But then, I’m not really an Apple fan, although I do like the iPad as an eReader. I’m a Microsoft user from way back. Sometimes I think I’m the only person in the world who likes their products, but Word is still my favourite word processor by a long way.
I’ve been using Office 365 ever since it was introduced, and it took a while but I really got to like OneDrive.
OneDrive is Microsoft’s cloud service, where you can store files online and access them anywhere you have access to the internet. Think DropBox or Google Drive.
It’s fabulous when you’re writing together, because both authors can work on the same manuscript at the same time. It’s especially ideal when you’re fine-tuning the story in those last weeks before sending the finished product away, or when you get the edited version back and want to work through the edits together.
Plus, it stores an off-line copy of the document you are working on, and synchronises it when you’re back on line.
It had some weird habits, like sometimes reinserting deleted text, so you’d get sections with duplicates, and some other strange stuff, but in general, it worked well.
Best of all, both Sherylyn and I can link to the same OneDrive files no matter which computer we are using.
Along came Windows 10
Windows 10 was introduced mid-year.
I work in IT. I know not to download an untried operating system while it’s still buggy. I know to check to see if my computer is compatible, even when the little “Hey, Windows 10 is here, do you want to download it” message keeps popping up on my laptop.
Yet one day I foolishly click the button. Long story short—bad idea. Windows 10 won’t load. So I revert to Windows 8.1.
My laptop has never been the same. I have to close it down completely now because it runs hot all the time if I don’t. It takes minutes (literally) to save a file onto the c: drive, even though it only takes seconds when I save the same file onto a USB port.
Worst of all, it killed my OneDrive.
I can see the files, I can click on them, but the files won’t open. I can open them from other computers. If I log into OneDrive I can open them from there. I just can’t open the files in Word.
I do everything I can think of. Uninstall and reinstall Office 365, uninstall and reinstall OneDrive. Log out of my account, log into my account. You name it, I try it. I google it, naturally, and find other people who’ve had similar problems. But no solution.
But wait, there’s more
Finally, I go to Microsoft support. They have a service where you can talk to an online representative to help solve your problem.
I wait for half an hour. “You’re in the queue. There is one person in front of you.” I use the time to write up a summary of the problem, including the links and solutions I had tried.
It times out in the end.
I start the whole process again. I finally connect with the help desk and paste in my tale of woe.
“I’ll look into it,” the operator says.
I wait, and wait some more. And wait some more.
Eventually, I get a message. ‘Ticket was closed’.
So I go through the whole process a third time.
This time we get further. The operator logs onto my laptop remotely. She looks at OneDrive, checks things there. “OneDrive is working fine,” she says.
“It’s only OneDrive files in Office,” I say. “It’s when I try to open the file in Office, or when I click on a file in Windows Explorer to open it.”

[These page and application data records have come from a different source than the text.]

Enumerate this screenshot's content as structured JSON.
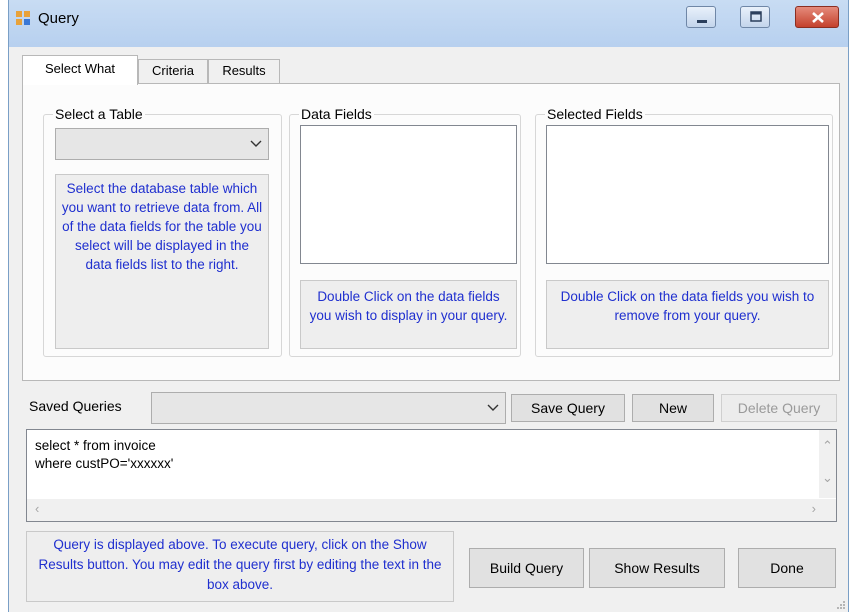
{
  "window": {
    "title": "Query"
  },
  "tabs": [
    {
      "label": "Select What",
      "active": true
    },
    {
      "label": "Criteria",
      "active": false
    },
    {
      "label": "Results",
      "active": false
    }
  ],
  "select_table": {
    "group_label": "Select a Table",
    "selected_value": "",
    "hint": "Select the database table which you want to retrieve data from.  All of the data fields for the table you select will be displayed in the data fields list to the right."
  },
  "data_fields": {
    "group_label": "Data Fields",
    "items": [],
    "hint": "Double Click on the data fields you wish to display in your query."
  },
  "selected_fields": {
    "group_label": "Selected Fields",
    "items": [],
    "hint": "Double Click on the data fields you wish to remove from your query."
  },
  "saved_queries": {
    "label": "Saved Queries",
    "selected_value": "",
    "save_label": "Save Query",
    "new_label": "New",
    "delete_label": "Delete Query"
  },
  "query_text": "select * from invoice\nwhere custPO='xxxxxx'",
  "footer": {
    "hint": "Query is displayed above. To execute query, click on the Show Results button.  You may edit the query first by editing the text in the box above.",
    "build_label": "Build Query",
    "show_label": "Show Results",
    "done_label": "Done"
  },
  "colors": {
    "hint_text": "#1f2fcf",
    "title_bar": "#c0d7f2",
    "close_button": "#c4412d"
  },
  "icons": [
    "app-icon",
    "minimize-icon",
    "maximize-icon",
    "close-icon",
    "chevron-down-icon",
    "scroll-up-icon",
    "scroll-down-icon",
    "scroll-left-icon",
    "scroll-right-icon",
    "resize-grip-icon"
  ]
}
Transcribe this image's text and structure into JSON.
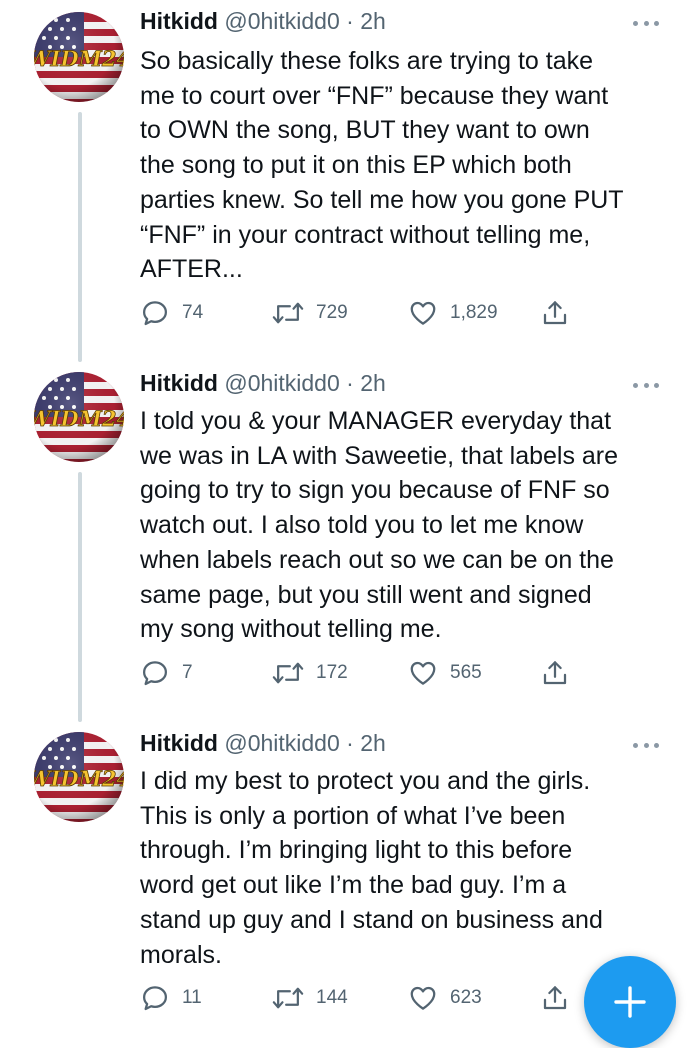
{
  "thread": {
    "tweets": [
      {
        "author_name": "Hitkidd",
        "author_handle": "@0hitkidd0",
        "separator": "·",
        "time": "2h",
        "avatar_text": "WIDM24",
        "text": "So basically these folks are trying to take\nme to court over “FNF” because  they want\nto OWN the song, BUT they want to own\nthe song to put it on this EP which both\nparties knew. So tell me how you gone PUT\n“FNF” in your contract without telling me,\nAFTER...",
        "replies": "74",
        "retweets": "729",
        "likes": "1,829"
      },
      {
        "author_name": "Hitkidd",
        "author_handle": "@0hitkidd0",
        "separator": "·",
        "time": "2h",
        "avatar_text": "WIDM24",
        "text": "I told you & your MANAGER everyday that\nwe was in LA with Saweetie, that labels are\ngoing to try to sign you because of FNF so\nwatch out. I also told you to let me know\nwhen labels reach out so we can be on the\nsame page, but you still went and signed\nmy song without telling me.",
        "replies": "7",
        "retweets": "172",
        "likes": "565"
      },
      {
        "author_name": "Hitkidd",
        "author_handle": "@0hitkidd0",
        "separator": "·",
        "time": "2h",
        "avatar_text": "WIDM24",
        "text": "I did my best to protect you and the girls.\nThis is only a portion of what I’ve been\nthrough. I’m bringing light to this before\nword get out like I’m the bad guy. I’m a\nstand up guy and I stand on business and\nmorals.",
        "replies": "11",
        "retweets": "144",
        "likes": "623"
      }
    ]
  },
  "icons": {
    "reply": "speech-bubble",
    "retweet": "retweet-arrows",
    "like": "heart-outline",
    "share": "share-up-arrow",
    "more": "three-dots",
    "compose": "plus"
  },
  "colors": {
    "text": "#0f1419",
    "secondary": "#536471",
    "thread_line": "#cfd9de",
    "accent": "#1d9bf0",
    "avatar_text": "#f4c430"
  }
}
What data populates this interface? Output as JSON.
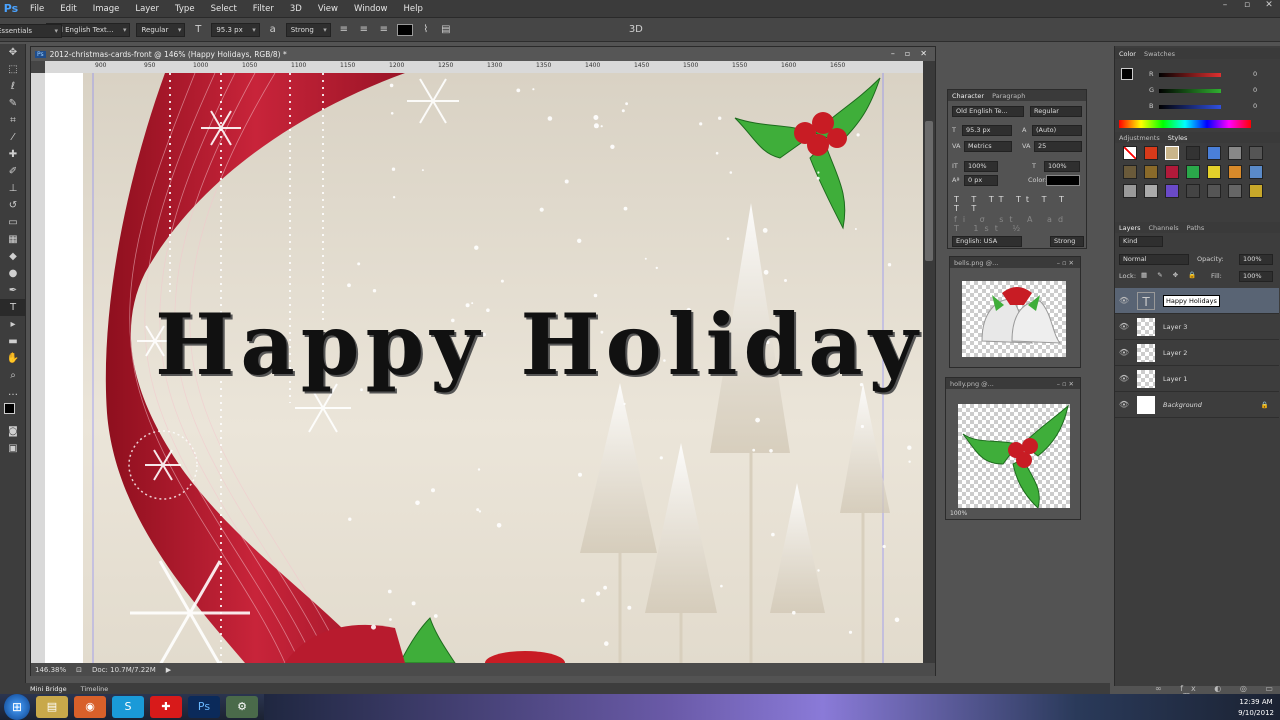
{
  "app": {
    "logo": "Ps"
  },
  "menu": [
    "File",
    "Edit",
    "Image",
    "Layer",
    "Type",
    "Select",
    "Filter",
    "3D",
    "View",
    "Window",
    "Help"
  ],
  "options": {
    "font_family": "Old English Text...",
    "font_style": "Regular",
    "font_size": "95.3 px",
    "aa": "Strong",
    "workspace": "Essentials"
  },
  "document": {
    "title": "2012-christmas-cards-front @ 146% (Happy Holidays, RGB/8) *",
    "zoom": "146.38%",
    "doc_size": "Doc: 10.7M/7.22M",
    "canvas_text": "Happy Holidays",
    "ruler_marks": [
      "900",
      "950",
      "1000",
      "1050",
      "1100",
      "1150",
      "1200",
      "1250",
      "1300",
      "1350",
      "1400",
      "1450",
      "1500",
      "1550",
      "1600",
      "1650"
    ]
  },
  "character": {
    "tabs": [
      "Character",
      "Paragraph"
    ],
    "font": "Old English Te...",
    "style": "Regular",
    "size": "95.3 px",
    "leading": "(Auto)",
    "kerning": "Metrics",
    "tracking": "25",
    "vscale": "100%",
    "hscale": "100%",
    "baseline": "0 px",
    "color_label": "Color:",
    "language": "English: USA",
    "aa": "Strong"
  },
  "floating": {
    "bells_title": "bells.png @...",
    "holly_title": "holly.png @...",
    "holly_zoom": "100%"
  },
  "color": {
    "tabs": [
      "Color",
      "Swatches"
    ],
    "r": "0",
    "g": "0",
    "b": "0",
    "accent_r": "#e03030",
    "accent_g": "#30b030",
    "accent_b": "#3050e0"
  },
  "styles": {
    "tabs": [
      "Adjustments",
      "Styles"
    ]
  },
  "layers": {
    "tabs": [
      "Layers",
      "Channels",
      "Paths"
    ],
    "kind": "Kind",
    "blend": "Normal",
    "opacity_label": "Opacity:",
    "opacity": "100%",
    "lock_label": "Lock:",
    "fill_label": "Fill:",
    "fill": "100%",
    "items": [
      {
        "name": "Happy Holidays",
        "type": "text"
      },
      {
        "name": "Layer 3",
        "type": "pixel"
      },
      {
        "name": "Layer 2",
        "type": "pixel"
      },
      {
        "name": "Layer 1",
        "type": "pixel"
      },
      {
        "name": "Background",
        "type": "background"
      }
    ]
  },
  "bottom_tabs": [
    "Mini Bridge",
    "Timeline"
  ],
  "clock": {
    "time": "12:39 AM",
    "date": "9/10/2012"
  }
}
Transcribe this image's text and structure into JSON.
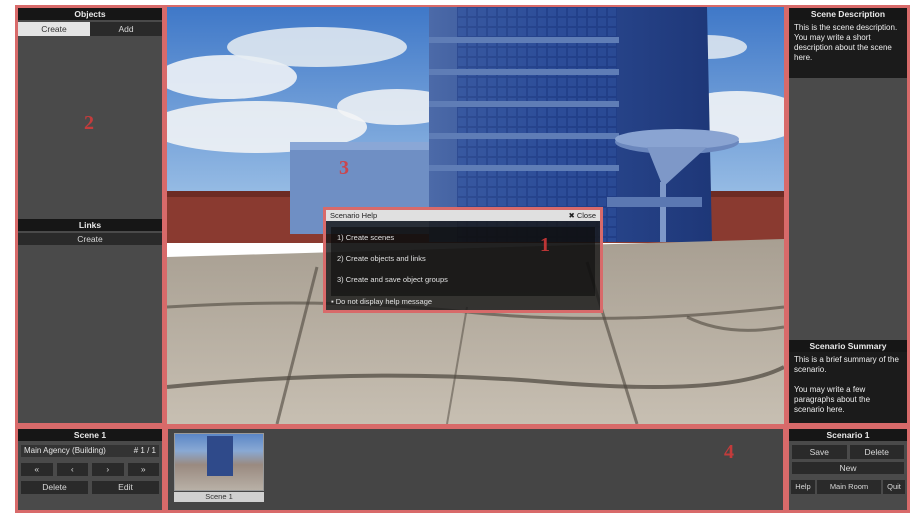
{
  "objects_panel": {
    "header": "Objects",
    "tabs": [
      {
        "label": "Create",
        "active": true
      },
      {
        "label": "Add",
        "active": false
      }
    ],
    "links_header": "Links",
    "links_create": "Create",
    "marker": "2"
  },
  "viewport": {
    "marker": "3"
  },
  "help_dialog": {
    "title": "Scenario Help",
    "close_label": "Close",
    "items": [
      "1) Create scenes",
      "2) Create objects and links",
      "3) Create and save object groups"
    ],
    "footer": "Do not display help message",
    "marker": "1"
  },
  "description_panel": {
    "description_header": "Scene Description",
    "description_text": "This is the scene description. You may write a short description about the scene here.",
    "summary_header": "Scenario Summary",
    "summary_text_1": "This is a brief summary of the scenario.",
    "summary_text_2": "You may write a few paragraphs about the scenario here."
  },
  "scene_panel": {
    "header": "Scene 1",
    "selected_model": "Main Agency (Building)",
    "selected_index": "# 1 / 1",
    "arrows": [
      "«",
      "‹",
      "›",
      "»"
    ],
    "delete_label": "Delete",
    "edit_label": "Edit"
  },
  "scene_strip": {
    "thumb_label": "Scene 1",
    "marker": "4"
  },
  "scenario_panel": {
    "header": "Scenario 1",
    "save_label": "Save",
    "delete_label": "Delete",
    "new_label": "New",
    "help_label": "Help",
    "main_room_label": "Main Room",
    "quit_label": "Quit"
  },
  "colors": {
    "highlight_border": "#d86a6a",
    "panel_bg": "#4a4a4a",
    "header_bg": "#161616",
    "marker": "#d93a3a"
  }
}
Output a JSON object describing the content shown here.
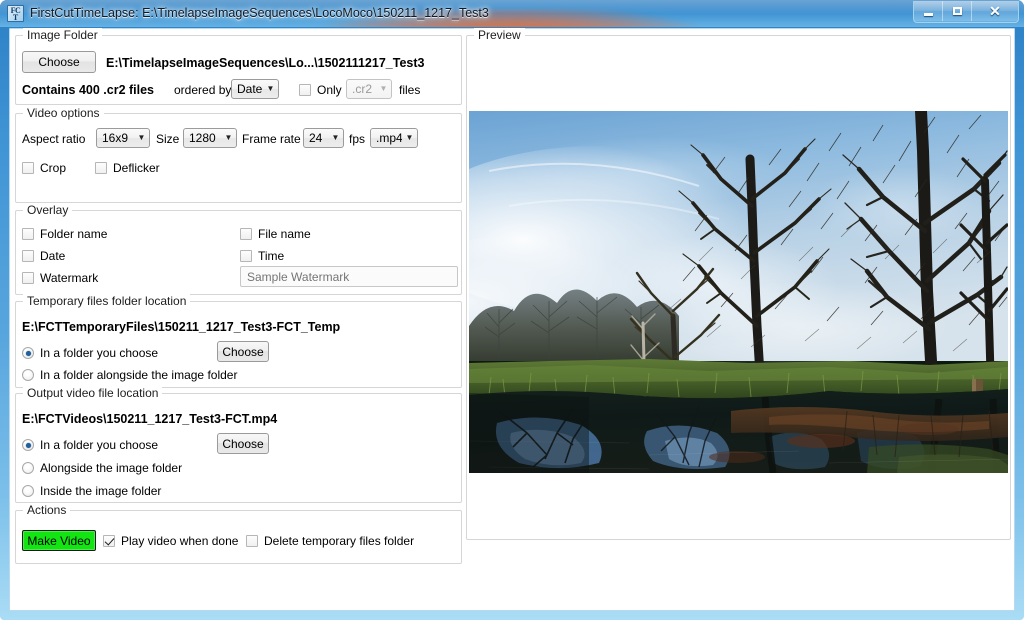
{
  "window": {
    "app_icon_line1": "FC",
    "app_icon_line2": "T",
    "title": "FirstCutTimeLapse: E:\\TimelapseImageSequences\\LocoMoco\\150211_1217_Test3",
    "minimize_label": "Minimize",
    "maximize_label": "Maximize",
    "close_label": "✕",
    "accent_color": "#3b8fd0",
    "glow_color": "#f8601a"
  },
  "image_folder": {
    "legend": "Image Folder",
    "choose_label": "Choose",
    "path": "E:\\TimelapseImageSequences\\Lo...\\1502111217_Test3",
    "contains_text": "Contains 400 .cr2 files",
    "ordered_by_label": "ordered by",
    "order_value": "Date",
    "only_label": "Only",
    "only_checked": false,
    "extension_value": ".cr2",
    "files_label": "files"
  },
  "video_options": {
    "legend": "Video options",
    "aspect_ratio_label": "Aspect ratio",
    "aspect_ratio_value": "16x9",
    "size_label": "Size",
    "size_value": "1280",
    "frame_rate_label": "Frame rate",
    "frame_rate_value": "24",
    "fps_label": "fps",
    "format_value": ".mp4",
    "crop_label": "Crop",
    "crop_checked": false,
    "deflicker_label": "Deflicker",
    "deflicker_checked": false
  },
  "overlay": {
    "legend": "Overlay",
    "folder_name_label": "Folder name",
    "folder_name_checked": false,
    "file_name_label": "File name",
    "file_name_checked": false,
    "date_label": "Date",
    "date_checked": false,
    "time_label": "Time",
    "time_checked": false,
    "watermark_label": "Watermark",
    "watermark_checked": false,
    "watermark_placeholder": "Sample Watermark",
    "watermark_value": ""
  },
  "temp_files": {
    "legend": "Temporary files folder location",
    "path": "E:\\FCTTemporaryFiles\\150211_1217_Test3-FCT_Temp",
    "option_choose_label": "In a folder you choose",
    "option_alongside_label": "In a folder alongside the image folder",
    "selected_option": "choose",
    "choose_button_label": "Choose"
  },
  "output_video": {
    "legend": "Output video file location",
    "path": "E:\\FCTVideos\\150211_1217_Test3-FCT.mp4",
    "option_choose_label": "In a folder you choose",
    "option_alongside_label": "Alongside the image folder",
    "option_inside_label": "Inside the image folder",
    "selected_option": "choose",
    "choose_button_label": "Choose"
  },
  "actions": {
    "legend": "Actions",
    "make_video_label": "Make Video",
    "make_video_color": "#12e512",
    "play_when_done_label": "Play video when done",
    "play_when_done_checked": true,
    "delete_temp_label": "Delete temporary files folder",
    "delete_temp_checked": false
  },
  "preview": {
    "legend": "Preview",
    "image_description": "Timelapse frame: bare winter trees reflected in a still pond with blue sky and scattered clouds"
  }
}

There’s no answer.
I wait. Then, over in the message box, I see the message—’ticket was closed’.
I still haven ‘t got OneDrive back to normal. Right now, I’m preparing myself for a fourth attempt at the support line.